When released in 1976, Two-Minute Warning was promoted as an entry into the disaster film genre, complete with an all-star cast attempting to survive an immense riot created by the sniper. Joe Kapp, a former NFL quarterback for the Minnesota Vikings (and Boston Patriots), plays a small role as veteran quarterback Charlie Tyler.

The majority of the movie was filmed following the 1975 football season at the Los Angeles Memorial Coliseum. The game footage for the full stadium shots of the L.A. Coliseum was from the Pac-8 college football game between Stanford (4-3-1) and USC (7-1), played on November 8

Release[edit]

Universal Studios devised a gimmick where moviegoers were not allowed to enter the theater at the moment the football game's two-minute warning began in the film.

Television version[edit]

Due to the film's explicit violence and uncomfortable detail of a homicidal sniper acting alone and without apparent motivation, NBC negotiated with Universal Studios to film additional scenes for its television premiere in 1978. The new scenes would detail an art theft, with the sniper serving as a decoy so robbers could escape without detection. The additional scenes, totaling 40 minutes in length, were added for the film's TV showing while 45 minutes of the original version were removed. Director Larry Peerce disowned the TV version, which credits the pseudonymous "Gene Palmer" as director and Francesca Turner (who also helped doctor David Lynch's Dune for TV) for the "teleplay".[3] When shown on network television, this version of Two-Minute Warning is often shown rather than the original theatrical release.[4] The television version has never been released to video and DVD.

Critical reception[edit]
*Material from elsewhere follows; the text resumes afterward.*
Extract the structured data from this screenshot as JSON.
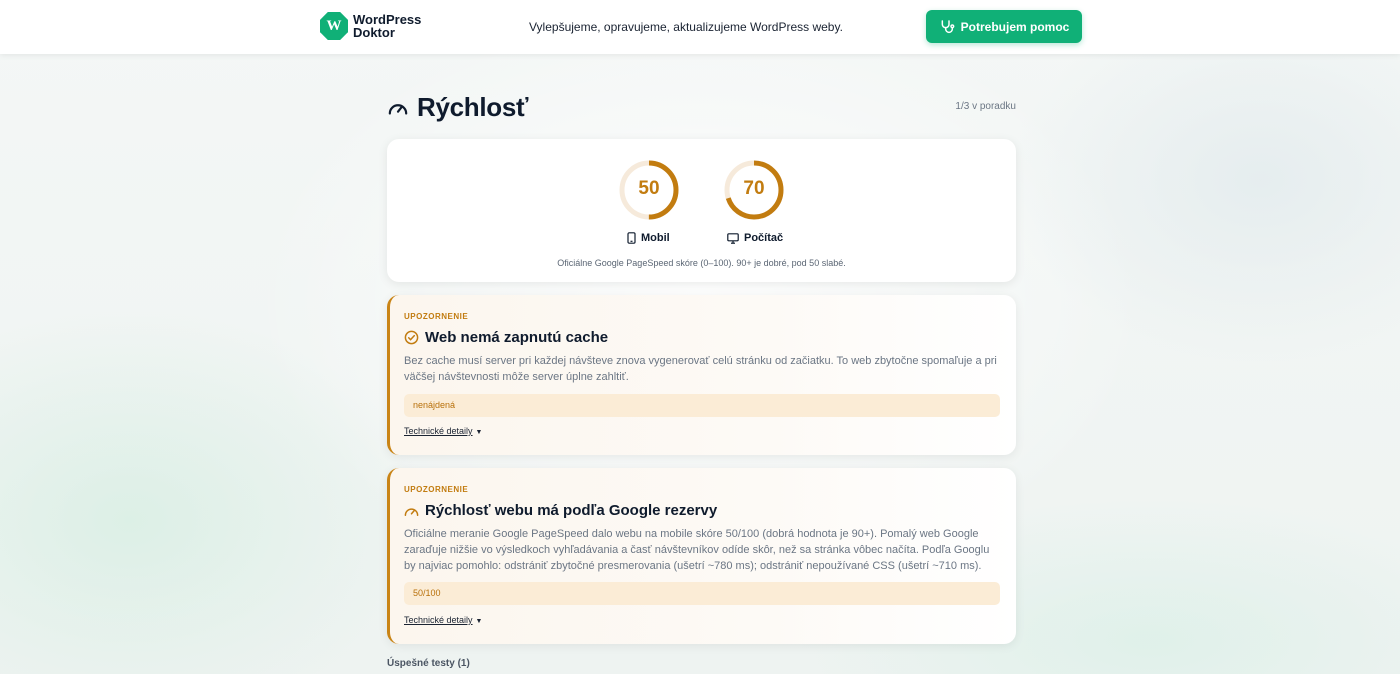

Roger Ebert gave the film a negative review, writing, "I knew going in what the movie was about (few films have such blunt premises) and I knew Two-Minute Warning was supposed to be a thriller, not a social statement. But I thought perhaps the movie would at least include a little pop sociology to soften its blood-letting. Not a chance. It's a cheerfully unashamed exploitation of two of our great national preoccupations, pro football and guns."[5]

References[edit]

  1. ^ "Internet Movie Database, Awards for Two-Minute Warning". imdb.com. Retrieved 2007-08-09. 
  2. ^ "Internet Movie Database, Full Cast and Crew for Two-Minute Warning". imdb.com. Retrieved 2007-08-09. 
  3. ^ "On the Celluloid Chopping Block: TWO-MINUTE WARNING (1976)". Video Junkie. Retrieved 2012-06-19. 
  4. ^ "Internet Movie Database, Alternate Versions for Two-Minute Warning". imdb.com. Retrieved 2007-08-09. 
  5. ^ Ebert, Roger. Chicago Sun-Times, film review, November 15, 1976. Last accessed: January 25, 2011.

External links[edit]